INSTRUCTIONS TO FOLLOW. Please report every line from the material that contains the word "Example".

PROVIDED RECORDS.
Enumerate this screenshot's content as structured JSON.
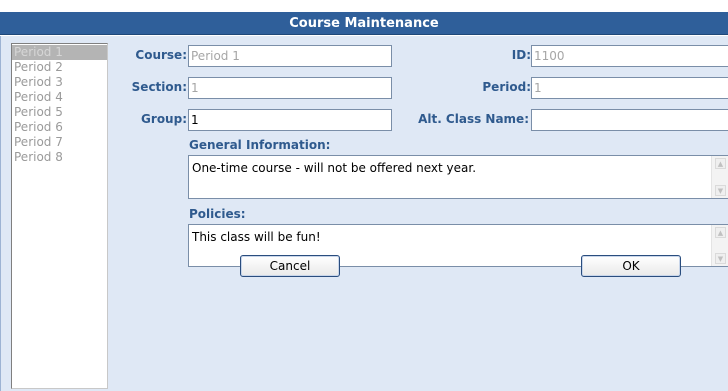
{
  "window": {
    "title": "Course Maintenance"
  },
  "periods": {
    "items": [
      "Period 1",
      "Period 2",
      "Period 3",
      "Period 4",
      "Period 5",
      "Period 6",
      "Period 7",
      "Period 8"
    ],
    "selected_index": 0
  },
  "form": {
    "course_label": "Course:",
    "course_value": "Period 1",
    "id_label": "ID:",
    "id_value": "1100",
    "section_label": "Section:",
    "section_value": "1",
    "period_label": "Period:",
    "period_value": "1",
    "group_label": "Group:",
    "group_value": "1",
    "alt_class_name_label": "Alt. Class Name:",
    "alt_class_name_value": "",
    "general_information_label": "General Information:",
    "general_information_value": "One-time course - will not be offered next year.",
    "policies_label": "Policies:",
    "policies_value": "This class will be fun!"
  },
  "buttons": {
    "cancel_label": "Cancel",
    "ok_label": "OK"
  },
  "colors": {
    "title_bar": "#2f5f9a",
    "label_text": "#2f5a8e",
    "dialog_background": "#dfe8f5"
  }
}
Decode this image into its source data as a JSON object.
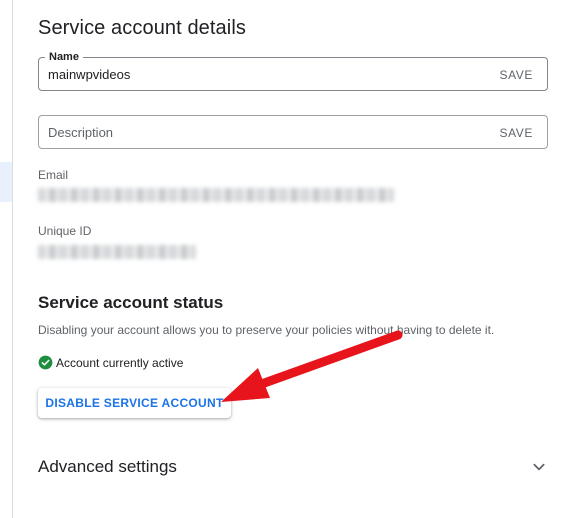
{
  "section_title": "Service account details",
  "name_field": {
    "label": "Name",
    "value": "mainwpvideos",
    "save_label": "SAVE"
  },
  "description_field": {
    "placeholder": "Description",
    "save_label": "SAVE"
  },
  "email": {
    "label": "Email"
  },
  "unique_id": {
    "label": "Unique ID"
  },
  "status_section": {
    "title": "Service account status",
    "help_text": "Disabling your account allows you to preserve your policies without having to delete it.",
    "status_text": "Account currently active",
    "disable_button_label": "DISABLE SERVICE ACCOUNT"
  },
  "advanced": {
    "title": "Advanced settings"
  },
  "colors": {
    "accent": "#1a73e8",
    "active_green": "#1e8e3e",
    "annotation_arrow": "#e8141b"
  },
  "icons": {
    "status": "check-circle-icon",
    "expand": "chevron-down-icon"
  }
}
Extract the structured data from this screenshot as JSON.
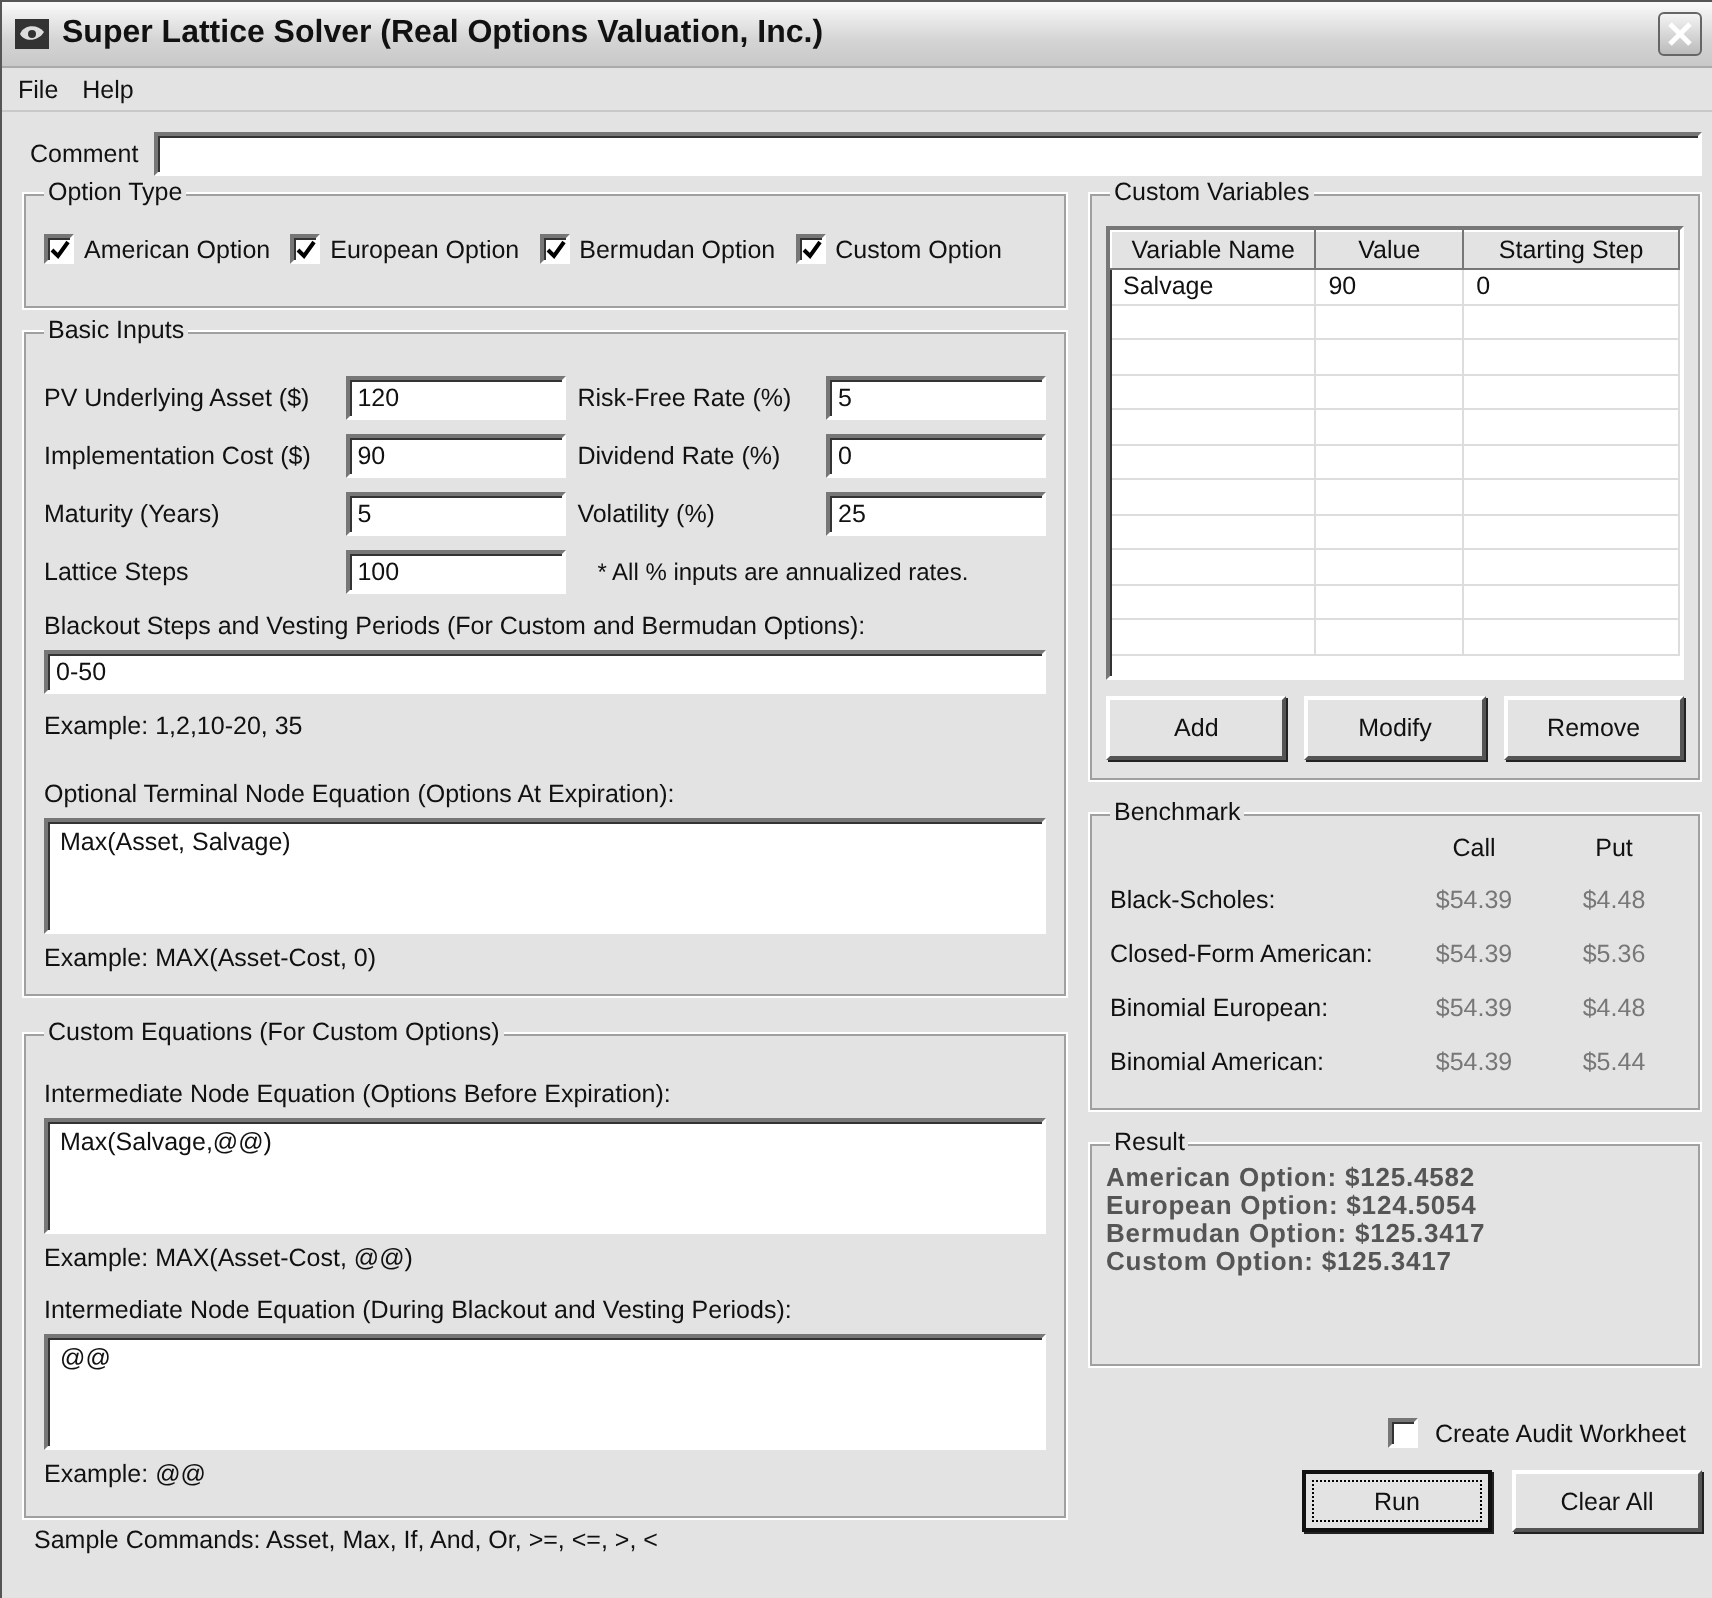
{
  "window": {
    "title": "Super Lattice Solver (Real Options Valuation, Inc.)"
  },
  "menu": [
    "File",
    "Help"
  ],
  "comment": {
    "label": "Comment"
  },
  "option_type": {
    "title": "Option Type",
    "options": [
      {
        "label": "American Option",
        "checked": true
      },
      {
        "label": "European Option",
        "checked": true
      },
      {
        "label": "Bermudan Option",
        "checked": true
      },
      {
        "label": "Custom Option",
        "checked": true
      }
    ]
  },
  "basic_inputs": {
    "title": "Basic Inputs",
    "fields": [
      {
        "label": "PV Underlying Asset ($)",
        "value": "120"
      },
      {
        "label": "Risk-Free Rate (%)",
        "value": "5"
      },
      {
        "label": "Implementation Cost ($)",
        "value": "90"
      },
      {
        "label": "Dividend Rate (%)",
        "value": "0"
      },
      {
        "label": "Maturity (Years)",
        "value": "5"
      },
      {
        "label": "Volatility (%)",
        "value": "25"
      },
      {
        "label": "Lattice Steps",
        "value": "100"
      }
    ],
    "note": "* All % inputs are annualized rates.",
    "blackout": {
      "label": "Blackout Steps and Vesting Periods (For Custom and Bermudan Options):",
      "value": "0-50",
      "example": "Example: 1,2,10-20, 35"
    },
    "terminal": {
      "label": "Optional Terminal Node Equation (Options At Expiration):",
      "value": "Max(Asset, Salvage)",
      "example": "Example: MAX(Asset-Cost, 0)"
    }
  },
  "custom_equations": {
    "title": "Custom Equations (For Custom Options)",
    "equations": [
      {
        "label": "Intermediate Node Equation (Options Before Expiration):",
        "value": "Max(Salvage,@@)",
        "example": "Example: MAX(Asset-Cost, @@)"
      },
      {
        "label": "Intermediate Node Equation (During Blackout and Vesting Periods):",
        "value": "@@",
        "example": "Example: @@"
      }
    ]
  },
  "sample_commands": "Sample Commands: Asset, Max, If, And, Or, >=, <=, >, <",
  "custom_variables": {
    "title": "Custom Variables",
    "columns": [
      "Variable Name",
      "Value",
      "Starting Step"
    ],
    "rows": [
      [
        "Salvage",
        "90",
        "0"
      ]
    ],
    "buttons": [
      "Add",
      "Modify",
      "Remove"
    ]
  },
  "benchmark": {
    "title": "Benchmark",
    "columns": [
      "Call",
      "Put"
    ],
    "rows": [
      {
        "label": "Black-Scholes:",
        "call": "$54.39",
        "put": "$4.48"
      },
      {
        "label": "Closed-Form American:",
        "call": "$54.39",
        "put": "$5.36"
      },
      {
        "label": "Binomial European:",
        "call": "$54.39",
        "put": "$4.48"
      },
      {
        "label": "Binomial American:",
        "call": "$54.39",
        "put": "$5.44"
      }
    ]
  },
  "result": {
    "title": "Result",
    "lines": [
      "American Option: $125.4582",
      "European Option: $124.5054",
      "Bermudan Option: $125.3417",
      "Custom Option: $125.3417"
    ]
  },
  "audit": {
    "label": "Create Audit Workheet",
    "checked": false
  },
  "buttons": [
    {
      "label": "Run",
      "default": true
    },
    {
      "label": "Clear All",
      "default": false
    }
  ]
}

RESPONSE BELOW.
      "example": "Example: 1,2,10-20, 35"
      "example": "Example: MAX(Asset-Cost, 0)"
        "example": "Example: MAX(Asset-Cost, @@)"
        "example": "Example: @@"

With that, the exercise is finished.